> _Brief_
When you copy the data, keep every word exactly as it is and leave the pictures out.

Website and app data records

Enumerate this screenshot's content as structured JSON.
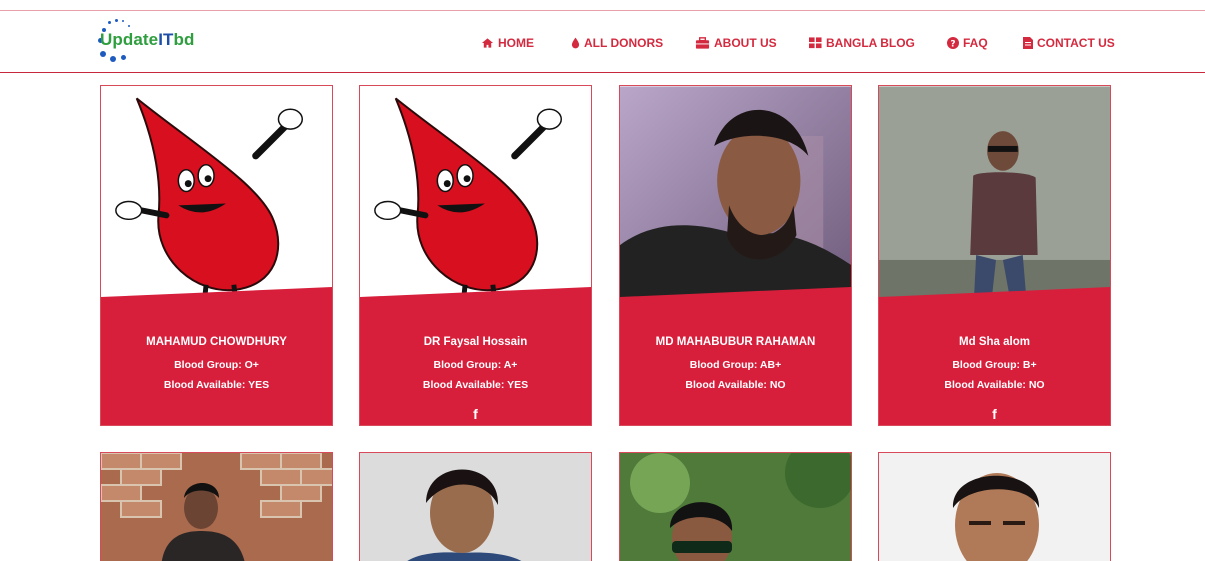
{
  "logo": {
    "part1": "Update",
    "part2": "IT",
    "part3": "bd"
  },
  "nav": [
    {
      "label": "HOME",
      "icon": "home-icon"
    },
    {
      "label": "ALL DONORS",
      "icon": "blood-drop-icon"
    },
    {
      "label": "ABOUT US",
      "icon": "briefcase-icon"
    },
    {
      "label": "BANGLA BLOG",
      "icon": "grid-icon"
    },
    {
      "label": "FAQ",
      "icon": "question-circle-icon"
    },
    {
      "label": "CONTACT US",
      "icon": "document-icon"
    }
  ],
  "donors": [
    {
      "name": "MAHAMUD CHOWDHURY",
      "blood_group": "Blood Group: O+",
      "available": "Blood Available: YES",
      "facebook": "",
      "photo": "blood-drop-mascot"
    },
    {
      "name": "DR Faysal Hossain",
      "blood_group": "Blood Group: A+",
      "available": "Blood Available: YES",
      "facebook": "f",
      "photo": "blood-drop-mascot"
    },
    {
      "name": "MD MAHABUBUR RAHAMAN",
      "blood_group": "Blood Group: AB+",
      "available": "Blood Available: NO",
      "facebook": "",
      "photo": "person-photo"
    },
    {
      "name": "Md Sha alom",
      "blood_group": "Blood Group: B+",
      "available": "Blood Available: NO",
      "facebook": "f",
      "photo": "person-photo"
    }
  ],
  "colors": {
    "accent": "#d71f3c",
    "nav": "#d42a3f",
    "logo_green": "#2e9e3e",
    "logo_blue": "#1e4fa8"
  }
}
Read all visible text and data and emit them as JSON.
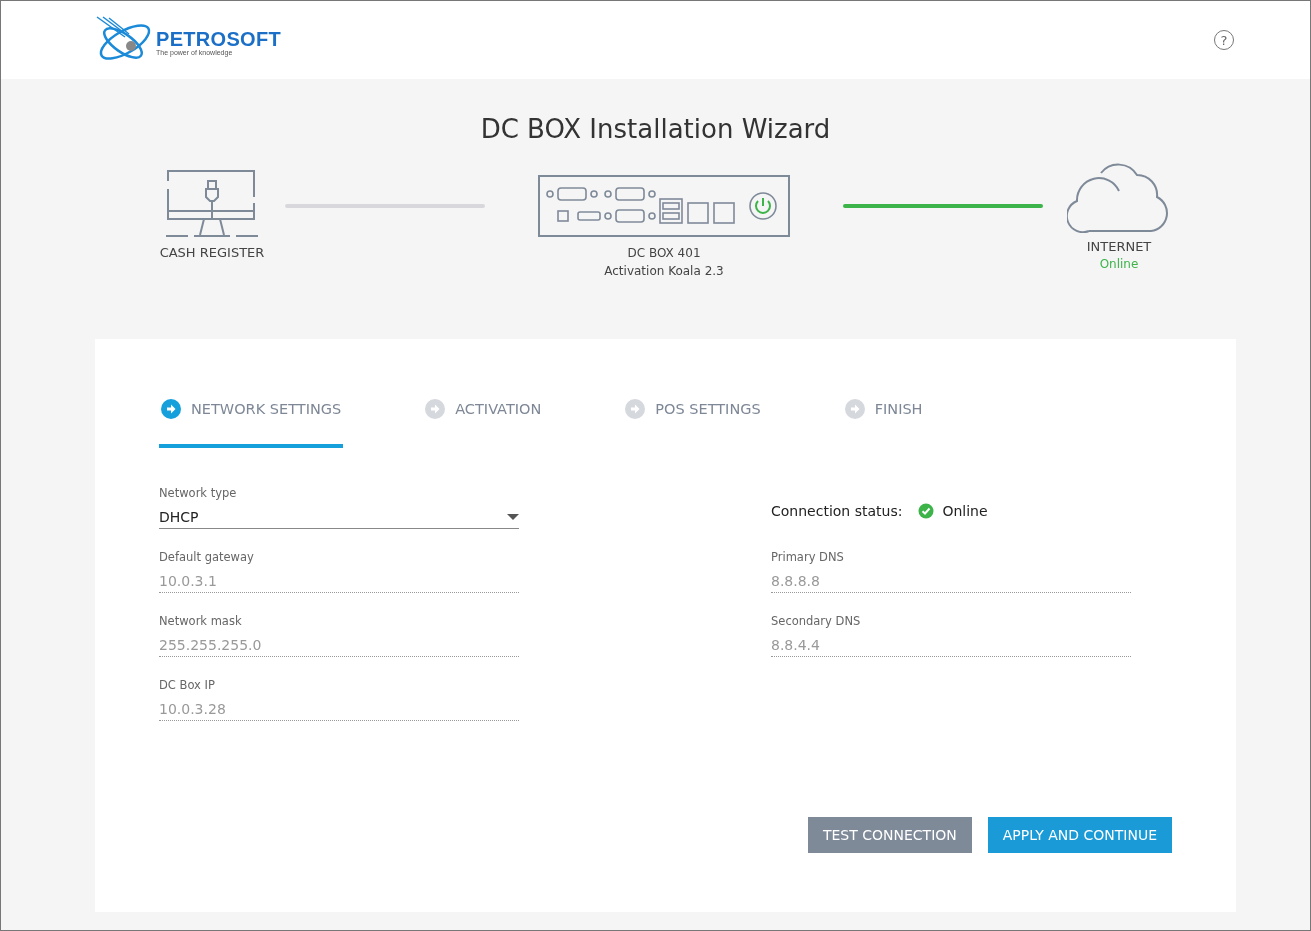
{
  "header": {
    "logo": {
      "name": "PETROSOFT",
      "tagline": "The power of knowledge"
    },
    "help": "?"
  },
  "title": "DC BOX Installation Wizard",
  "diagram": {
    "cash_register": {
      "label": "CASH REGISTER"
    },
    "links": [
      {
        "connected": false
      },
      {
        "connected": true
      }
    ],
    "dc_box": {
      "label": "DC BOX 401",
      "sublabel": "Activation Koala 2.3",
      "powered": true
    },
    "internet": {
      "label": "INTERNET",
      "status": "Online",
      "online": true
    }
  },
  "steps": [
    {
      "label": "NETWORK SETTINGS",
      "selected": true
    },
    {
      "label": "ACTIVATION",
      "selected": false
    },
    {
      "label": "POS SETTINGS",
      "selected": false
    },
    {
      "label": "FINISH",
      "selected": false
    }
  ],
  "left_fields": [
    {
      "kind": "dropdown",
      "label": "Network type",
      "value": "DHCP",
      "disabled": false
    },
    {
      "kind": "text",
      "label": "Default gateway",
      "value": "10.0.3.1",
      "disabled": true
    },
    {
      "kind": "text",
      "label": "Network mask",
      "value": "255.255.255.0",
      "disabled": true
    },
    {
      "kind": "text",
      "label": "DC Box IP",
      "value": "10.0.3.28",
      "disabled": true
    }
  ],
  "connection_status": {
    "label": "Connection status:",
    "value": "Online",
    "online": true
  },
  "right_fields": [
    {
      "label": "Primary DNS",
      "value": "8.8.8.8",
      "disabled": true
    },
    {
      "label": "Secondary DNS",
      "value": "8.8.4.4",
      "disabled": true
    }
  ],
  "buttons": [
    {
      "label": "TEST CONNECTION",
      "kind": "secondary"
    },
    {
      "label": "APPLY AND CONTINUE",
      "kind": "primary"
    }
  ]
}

> _Completed exercise_
Enumerate this screenshot's content as structured JSON.
{
  "logo": {
    "part1": "Update",
    "part2": "IT",
    "part3": "bd"
  },
  "nav": [
    {
      "label": "HOME",
      "icon": "home-icon"
    },
    {
      "label": "ALL DONORS",
      "icon": "blood-drop-icon"
    },
    {
      "label": "ABOUT US",
      "icon": "briefcase-icon"
    },
    {
      "label": "BANGLA BLOG",
      "icon": "grid-icon"
    },
    {
      "label": "FAQ",
      "icon": "question-circle-icon"
    },
    {
      "label": "CONTACT US",
      "icon": "document-icon"
    }
  ],
  "donors": [
    {
      "name": "MAHAMUD CHOWDHURY",
      "blood_group": "Blood Group: O+",
      "available": "Blood Available: YES",
      "facebook": "",
      "photo": "blood-drop-mascot"
    },
    {
      "name": "DR Faysal Hossain",
      "blood_group": "Blood Group: A+",
      "available": "Blood Available: YES",
      "facebook": "f",
      "photo": "blood-drop-mascot"
    },
    {
      "name": "MD MAHABUBUR RAHAMAN",
      "blood_group": "Blood Group: AB+",
      "available": "Blood Available: NO",
      "facebook": "",
      "photo": "person-photo"
    },
    {
      "name": "Md Sha alom",
      "blood_group": "Blood Group: B+",
      "available": "Blood Available: NO",
      "facebook": "f",
      "photo": "person-photo"
    }
  ],
  "colors": {
    "accent": "#d71f3c",
    "nav": "#d42a3f",
    "logo_green": "#2e9e3e",
    "logo_blue": "#1e4fa8"
  }
}
Read all visible text and data and emit them as JSON.
{
  "header": {
    "logo": {
      "name": "PETROSOFT",
      "tagline": "The power of knowledge"
    },
    "help": "?"
  },
  "title": "DC BOX Installation Wizard",
  "diagram": {
    "cash_register": {
      "label": "CASH REGISTER"
    },
    "links": [
      {
        "connected": false
      },
      {
        "connected": true
      }
    ],
    "dc_box": {
      "label": "DC BOX 401",
      "sublabel": "Activation Koala 2.3",
      "powered": true
    },
    "internet": {
      "label": "INTERNET",
      "status": "Online",
      "online": true
    }
  },
  "steps": [
    {
      "label": "NETWORK SETTINGS",
      "selected": true
    },
    {
      "label": "ACTIVATION",
      "selected": false
    },
    {
      "label": "POS SETTINGS",
      "selected": false
    },
    {
      "label": "FINISH",
      "selected": false
    }
  ],
  "left_fields": [
    {
      "kind": "dropdown",
      "label": "Network type",
      "value": "DHCP",
      "disabled": false
    },
    {
      "kind": "text",
      "label": "Default gateway",
      "value": "10.0.3.1",
      "disabled": true
    },
    {
      "kind": "text",
      "label": "Network mask",
      "value": "255.255.255.0",
      "disabled": true
    },
    {
      "kind": "text",
      "label": "DC Box IP",
      "value": "10.0.3.28",
      "disabled": true
    }
  ],
  "connection_status": {
    "label": "Connection status:",
    "value": "Online",
    "online": true
  },
  "right_fields": [
    {
      "label": "Primary DNS",
      "value": "8.8.8.8",
      "disabled": true
    },
    {
      "label": "Secondary DNS",
      "value": "8.8.4.4",
      "disabled": true
    }
  ],
  "buttons": [
    {
      "label": "TEST CONNECTION",
      "kind": "secondary"
    },
    {
      "label": "APPLY AND CONTINUE",
      "kind": "primary"
    }
  ]
}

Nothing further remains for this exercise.